As the digital television transition continues, broadcasters have been concerned about the proposals made by a number of the major computer companies seeking the right to operate low power wireless devices in the spectrum used by television stations – in the so-called "white spaces" between channels. Because of the potential for interference, television obviously don’t operate on every channel in every city. The proposal by the tech companies, about which we wrote here, would allow unlicensed wireless devices to operate at low power within this spectrum, provided that such devices were “smart” enough to detect television signals and to avoid the use of channels that would interfere with these signals. Last week, the FCC’s Office of Engineering and Technology issued a report finding that the prototypes of these devices that had been made available for testing appeared to interfere with television signals. The report did note, however, that this testing should not be viewed as the end of the story on this issue, as further refinements to the devices might be able to eliminate the interference. The FCC has asked for comment on this report. Public comments are due on August 15, with replies on August 30.

The white spaces debate has been a very contentious one. The tech companies who favor it have argued that the efficient use of the television spectrum, and the congestion in other portions of the spectrum used by unlicensed devices, mandate attempts to allow these devices to operate in the television band on the condition that they do not interfere with TV uses. These companies contend that they should be able to create devices that can sense television stations and avoid interference to these stations.

Continue Reading FCC Study Deals Blow to Television White Space Advocates

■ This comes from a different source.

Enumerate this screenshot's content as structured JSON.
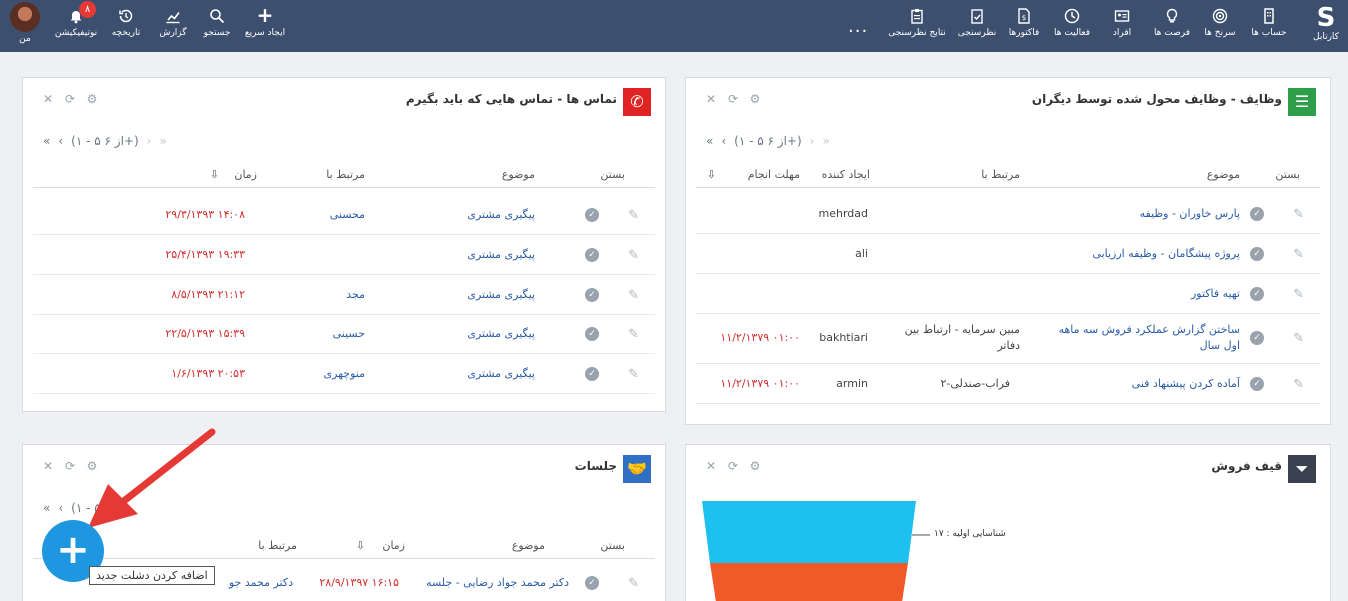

The FCC’s agenda for its meeting to be held on Wednesday, April 25, contains four separate items related to the digital television transition.  The issue receiving the most press coverage is the proposal advanced by Chairman Martin that would require the cable carriage of television signals in both analog and digital formats until all cable